**Your objective:**
Whether an entry is long or short, retype it exactly.

Extracted data entries
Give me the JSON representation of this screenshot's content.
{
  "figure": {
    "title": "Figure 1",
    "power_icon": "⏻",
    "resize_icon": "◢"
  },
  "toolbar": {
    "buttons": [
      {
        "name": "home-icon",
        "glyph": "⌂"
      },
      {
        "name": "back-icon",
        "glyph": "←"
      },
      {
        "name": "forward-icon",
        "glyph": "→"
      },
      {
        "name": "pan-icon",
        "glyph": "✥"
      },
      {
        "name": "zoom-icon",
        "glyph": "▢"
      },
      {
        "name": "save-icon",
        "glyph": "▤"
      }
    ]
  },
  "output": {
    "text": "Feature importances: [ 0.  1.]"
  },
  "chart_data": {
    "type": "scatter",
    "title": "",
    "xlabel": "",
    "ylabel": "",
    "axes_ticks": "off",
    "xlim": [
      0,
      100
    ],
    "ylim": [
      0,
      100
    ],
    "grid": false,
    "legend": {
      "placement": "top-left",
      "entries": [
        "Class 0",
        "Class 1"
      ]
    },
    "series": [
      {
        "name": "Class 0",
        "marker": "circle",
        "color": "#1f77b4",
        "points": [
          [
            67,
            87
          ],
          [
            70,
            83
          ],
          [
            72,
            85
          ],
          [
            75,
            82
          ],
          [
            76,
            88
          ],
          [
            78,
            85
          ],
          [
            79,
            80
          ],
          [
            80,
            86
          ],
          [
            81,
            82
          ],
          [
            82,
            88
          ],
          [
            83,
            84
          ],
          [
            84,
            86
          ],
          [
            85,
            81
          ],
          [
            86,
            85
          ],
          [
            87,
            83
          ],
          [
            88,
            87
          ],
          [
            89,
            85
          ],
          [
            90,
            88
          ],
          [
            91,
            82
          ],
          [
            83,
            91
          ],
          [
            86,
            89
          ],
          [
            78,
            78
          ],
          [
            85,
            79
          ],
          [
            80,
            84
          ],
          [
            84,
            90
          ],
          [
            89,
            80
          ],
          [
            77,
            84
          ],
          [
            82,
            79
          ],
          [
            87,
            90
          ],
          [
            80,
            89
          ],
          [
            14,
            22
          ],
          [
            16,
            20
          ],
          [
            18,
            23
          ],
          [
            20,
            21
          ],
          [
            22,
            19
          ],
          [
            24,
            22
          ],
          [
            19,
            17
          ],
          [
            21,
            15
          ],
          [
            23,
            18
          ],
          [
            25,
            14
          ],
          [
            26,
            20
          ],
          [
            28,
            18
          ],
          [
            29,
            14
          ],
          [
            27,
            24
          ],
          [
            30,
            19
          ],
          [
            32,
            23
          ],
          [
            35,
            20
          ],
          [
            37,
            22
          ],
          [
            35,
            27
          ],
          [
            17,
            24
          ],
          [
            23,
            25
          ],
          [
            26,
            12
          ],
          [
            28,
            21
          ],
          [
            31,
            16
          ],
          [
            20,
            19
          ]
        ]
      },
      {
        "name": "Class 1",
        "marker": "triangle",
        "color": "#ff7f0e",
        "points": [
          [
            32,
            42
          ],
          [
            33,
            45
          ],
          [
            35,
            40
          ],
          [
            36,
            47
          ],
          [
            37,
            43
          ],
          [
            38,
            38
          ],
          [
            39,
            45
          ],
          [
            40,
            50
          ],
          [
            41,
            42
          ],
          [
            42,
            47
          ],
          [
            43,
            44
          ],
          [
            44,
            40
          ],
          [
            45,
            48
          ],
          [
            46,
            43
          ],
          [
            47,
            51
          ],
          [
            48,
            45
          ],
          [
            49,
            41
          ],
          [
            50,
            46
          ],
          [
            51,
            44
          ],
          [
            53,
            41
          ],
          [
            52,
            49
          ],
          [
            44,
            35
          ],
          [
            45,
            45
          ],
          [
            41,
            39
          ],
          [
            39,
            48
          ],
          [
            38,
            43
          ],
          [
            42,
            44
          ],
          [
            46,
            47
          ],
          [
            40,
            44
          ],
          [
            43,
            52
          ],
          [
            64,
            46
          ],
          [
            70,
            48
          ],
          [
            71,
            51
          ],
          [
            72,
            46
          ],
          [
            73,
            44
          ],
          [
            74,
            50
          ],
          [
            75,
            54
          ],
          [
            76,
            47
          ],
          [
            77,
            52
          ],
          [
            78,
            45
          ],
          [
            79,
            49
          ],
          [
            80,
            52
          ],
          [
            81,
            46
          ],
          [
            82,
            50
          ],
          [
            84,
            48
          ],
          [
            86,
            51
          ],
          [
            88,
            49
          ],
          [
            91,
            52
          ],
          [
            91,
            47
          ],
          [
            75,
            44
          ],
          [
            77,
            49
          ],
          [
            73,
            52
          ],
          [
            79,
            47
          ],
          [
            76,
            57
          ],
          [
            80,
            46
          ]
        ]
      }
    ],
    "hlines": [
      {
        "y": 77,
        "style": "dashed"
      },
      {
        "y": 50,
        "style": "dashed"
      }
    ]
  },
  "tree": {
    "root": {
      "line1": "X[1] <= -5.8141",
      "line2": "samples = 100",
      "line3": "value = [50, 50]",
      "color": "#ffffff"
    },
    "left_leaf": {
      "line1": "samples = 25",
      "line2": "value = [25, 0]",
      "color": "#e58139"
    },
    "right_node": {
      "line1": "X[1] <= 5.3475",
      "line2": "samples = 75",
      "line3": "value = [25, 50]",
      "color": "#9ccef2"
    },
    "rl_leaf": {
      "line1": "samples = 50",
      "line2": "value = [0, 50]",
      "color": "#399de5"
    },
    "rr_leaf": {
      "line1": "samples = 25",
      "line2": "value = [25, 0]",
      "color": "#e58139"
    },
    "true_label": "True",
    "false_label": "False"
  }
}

**Result:**
Give me the JSON representation of this screenshot's content.
{
  "figure": {
    "title": "Figure 1",
    "power_icon": "⏻",
    "resize_icon": "◢"
  },
  "toolbar": {
    "buttons": [
      {
        "name": "home-icon",
        "glyph": "⌂"
      },
      {
        "name": "back-icon",
        "glyph": "←"
      },
      {
        "name": "forward-icon",
        "glyph": "→"
      },
      {
        "name": "pan-icon",
        "glyph": "✥"
      },
      {
        "name": "zoom-icon",
        "glyph": "▢"
      },
      {
        "name": "save-icon",
        "glyph": "▤"
      }
    ]
  },
  "output": {
    "text": "Feature importances: [ 0.  1.]"
  },
  "chart_data": {
    "type": "scatter",
    "title": "",
    "xlabel": "",
    "ylabel": "",
    "axes_ticks": "off",
    "xlim": [
      0,
      100
    ],
    "ylim": [
      0,
      100
    ],
    "grid": false,
    "legend": {
      "placement": "top-left",
      "entries": [
        "Class 0",
        "Class 1"
      ]
    },
    "series": [
      {
        "name": "Class 0",
        "marker": "circle",
        "color": "#1f77b4",
        "points": [
          [
            67,
            87
          ],
          [
            70,
            83
          ],
          [
            72,
            85
          ],
          [
            75,
            82
          ],
          [
            76,
            88
          ],
          [
            78,
            85
          ],
          [
            79,
            80
          ],
          [
            80,
            86
          ],
          [
            81,
            82
          ],
          [
            82,
            88
          ],
          [
            83,
            84
          ],
          [
            84,
            86
          ],
          [
            85,
            81
          ],
          [
            86,
            85
          ],
          [
            87,
            83
          ],
          [
            88,
            87
          ],
          [
            89,
            85
          ],
          [
            90,
            88
          ],
          [
            91,
            82
          ],
          [
            83,
            91
          ],
          [
            86,
            89
          ],
          [
            78,
            78
          ],
          [
            85,
            79
          ],
          [
            80,
            84
          ],
          [
            84,
            90
          ],
          [
            89,
            80
          ],
          [
            77,
            84
          ],
          [
            82,
            79
          ],
          [
            87,
            90
          ],
          [
            80,
            89
          ],
          [
            14,
            22
          ],
          [
            16,
            20
          ],
          [
            18,
            23
          ],
          [
            20,
            21
          ],
          [
            22,
            19
          ],
          [
            24,
            22
          ],
          [
            19,
            17
          ],
          [
            21,
            15
          ],
          [
            23,
            18
          ],
          [
            25,
            14
          ],
          [
            26,
            20
          ],
          [
            28,
            18
          ],
          [
            29,
            14
          ],
          [
            27,
            24
          ],
          [
            30,
            19
          ],
          [
            32,
            23
          ],
          [
            35,
            20
          ],
          [
            37,
            22
          ],
          [
            35,
            27
          ],
          [
            17,
            24
          ],
          [
            23,
            25
          ],
          [
            26,
            12
          ],
          [
            28,
            21
          ],
          [
            31,
            16
          ],
          [
            20,
            19
          ]
        ]
      },
      {
        "name": "Class 1",
        "marker": "triangle",
        "color": "#ff7f0e",
        "points": [
          [
            32,
            42
          ],
          [
            33,
            45
          ],
          [
            35,
            40
          ],
          [
            36,
            47
          ],
          [
            37,
            43
          ],
          [
            38,
            38
          ],
          [
            39,
            45
          ],
          [
            40,
            50
          ],
          [
            41,
            42
          ],
          [
            42,
            47
          ],
          [
            43,
            44
          ],
          [
            44,
            40
          ],
          [
            45,
            48
          ],
          [
            46,
            43
          ],
          [
            47,
            51
          ],
          [
            48,
            45
          ],
          [
            49,
            41
          ],
          [
            50,
            46
          ],
          [
            51,
            44
          ],
          [
            53,
            41
          ],
          [
            52,
            49
          ],
          [
            44,
            35
          ],
          [
            45,
            45
          ],
          [
            41,
            39
          ],
          [
            39,
            48
          ],
          [
            38,
            43
          ],
          [
            42,
            44
          ],
          [
            46,
            47
          ],
          [
            40,
            44
          ],
          [
            43,
            52
          ],
          [
            64,
            46
          ],
          [
            70,
            48
          ],
          [
            71,
            51
          ],
          [
            72,
            46
          ],
          [
            73,
            44
          ],
          [
            74,
            50
          ],
          [
            75,
            54
          ],
          [
            76,
            47
          ],
          [
            77,
            52
          ],
          [
            78,
            45
          ],
          [
            79,
            49
          ],
          [
            80,
            52
          ],
          [
            81,
            46
          ],
          [
            82,
            50
          ],
          [
            84,
            48
          ],
          [
            86,
            51
          ],
          [
            88,
            49
          ],
          [
            91,
            52
          ],
          [
            91,
            47
          ],
          [
            75,
            44
          ],
          [
            77,
            49
          ],
          [
            73,
            52
          ],
          [
            79,
            47
          ],
          [
            76,
            57
          ],
          [
            80,
            46
          ]
        ]
      }
    ],
    "hlines": [
      {
        "y": 77,
        "style": "dashed"
      },
      {
        "y": 50,
        "style": "dashed"
      }
    ]
  },
  "tree": {
    "root": {
      "line1": "X[1] <= -5.8141",
      "line2": "samples = 100",
      "line3": "value = [50, 50]",
      "color": "#ffffff"
    },
    "left_leaf": {
      "line1": "samples = 25",
      "line2": "value = [25, 0]",
      "color": "#e58139"
    },
    "right_node": {
      "line1": "X[1] <= 5.3475",
      "line2": "samples = 75",
      "line3": "value = [25, 50]",
      "color": "#9ccef2"
    },
    "rl_leaf": {
      "line1": "samples = 50",
      "line2": "value = [0, 50]",
      "color": "#399de5"
    },
    "rr_leaf": {
      "line1": "samples = 25",
      "line2": "value = [25, 0]",
      "color": "#e58139"
    },
    "true_label": "True",
    "false_label": "False"
  }
}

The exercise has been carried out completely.